“Taking an honest and sincere approach to food pushers may be the most effective way to handle this group of people,” says Tara Tomaino, RD, a registered dietitian and nutrition director at The Park in Berkeley Heights, New Jersey.
But doing so with poise can be challenging. To say no to more without offending family and friends, use these conversation prompts for four of the most common types of food pushers.
“C’mon — just have one, so I don’t feel guilty!” At holiday parties with friends or coworkers, peer pressure can make it difficult to say no to high-calorie cocktails and junk food. “Sometimes, food pushers feel bad about themselves for what they are eating, and they want others to join in,” says Tina Marinaccio, a registered dietitian in Morristown, New Jersey.

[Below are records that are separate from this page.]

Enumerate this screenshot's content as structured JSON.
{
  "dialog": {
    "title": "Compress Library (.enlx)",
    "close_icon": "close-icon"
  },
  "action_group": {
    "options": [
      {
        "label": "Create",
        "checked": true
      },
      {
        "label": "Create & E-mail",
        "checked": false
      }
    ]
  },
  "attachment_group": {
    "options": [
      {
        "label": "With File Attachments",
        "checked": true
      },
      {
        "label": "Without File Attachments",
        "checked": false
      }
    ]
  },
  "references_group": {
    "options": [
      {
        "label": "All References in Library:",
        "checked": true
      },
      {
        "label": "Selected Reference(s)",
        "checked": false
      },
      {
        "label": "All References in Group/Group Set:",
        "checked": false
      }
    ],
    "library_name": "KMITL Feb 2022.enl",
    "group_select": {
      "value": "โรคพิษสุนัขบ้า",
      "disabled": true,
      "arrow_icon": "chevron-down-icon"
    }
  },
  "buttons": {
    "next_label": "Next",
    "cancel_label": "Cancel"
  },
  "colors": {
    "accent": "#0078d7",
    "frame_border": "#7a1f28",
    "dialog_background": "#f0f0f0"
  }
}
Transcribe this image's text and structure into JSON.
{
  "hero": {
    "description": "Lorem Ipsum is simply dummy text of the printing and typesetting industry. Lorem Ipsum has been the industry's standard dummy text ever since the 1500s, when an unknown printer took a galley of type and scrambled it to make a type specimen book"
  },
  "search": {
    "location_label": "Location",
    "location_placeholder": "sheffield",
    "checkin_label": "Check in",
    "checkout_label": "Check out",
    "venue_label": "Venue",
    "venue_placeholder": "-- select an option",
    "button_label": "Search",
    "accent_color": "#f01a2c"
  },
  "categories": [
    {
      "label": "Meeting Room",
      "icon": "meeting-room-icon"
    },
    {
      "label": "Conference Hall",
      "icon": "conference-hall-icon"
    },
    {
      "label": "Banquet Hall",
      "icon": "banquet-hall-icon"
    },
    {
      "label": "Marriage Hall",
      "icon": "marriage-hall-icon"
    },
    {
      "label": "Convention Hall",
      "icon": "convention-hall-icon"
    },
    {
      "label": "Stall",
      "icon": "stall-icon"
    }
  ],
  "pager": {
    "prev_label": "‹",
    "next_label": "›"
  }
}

How to deal: Blame your healthcare provider
“Stay ahead of this by making sure people at the gathering already know you’re trying to eat healthier,” says Marinaccio. One response: “I’d love to have some, but I have a health concern, and my doctor or dietitian advised that I skip out on certain foods for now.” It’s tough to argue with a professional recommendation for your health.
“You must have seconds! It’s your favorite! I know you want more!” Sound familiar? Sometimes, people just can’t take a hint, but being direct can ensure you’re not stuck repeating yourself all visit long.
How to deal: Tell them you’re full
Simply tell them you’re satisfied, suggests Kayla Girgen, RD. A helpful prompt: “That looks wonderful, but I am stuffed. Another bite would put me over the edge!”
It’s a common response when you share that you’re trying to slim down: “Why are you trying to lose weight? You look great!” This person might just want everyone to relax and have fun or they could be jealous of your weight-loss progress.
How to deal: Change the subject
Share what you’re comfortable sharing about your health journey, kindly accept compliments, and then change the subject, suggests Tomaino. For example: “Thank you! I feel really healthy and energized since I’ve started working on my health and eating habits. Enough about me, though. Tell me about this upcoming trip of yours!”
For so many of us, food is a love language — which makes it especially hard to say no to something made especially for you. “One key thing to remember with food pushers is that they are often spreading love and cheer through food,” says Sarah Schlichter, RD, a registered dietitian who teaches intuitive eating. But you can say yes to a gift from a loved one without eating it right away (or at all).
How to deal: Ask for a take-home portion
To politely decline without hurting anyone’s feelings, try a response like this: “Thank you for offering — it smells and looks delicious, but I’m full right now. Could you pack a portion for me to take home with me so I can enjoy some leftovers tomorrow?”
“When and how you eat is no one’s business but your own,” says Tomaino. “Before you attend gatherings or parties, practice a few responses to help you exude confidence and poise in the face of food pushers.”
To stay on track with your health goals and avoid holiday weight gain, go in with a strategy like filling half of your dinner plate with veggies or bringing your own healthy dessert. However, if you veer off course a little, remember that’s OK, too. “Be mindful, but don’t forget to give yourself some grace during the holiday season,” says Girgen. “No one eats perfectly.”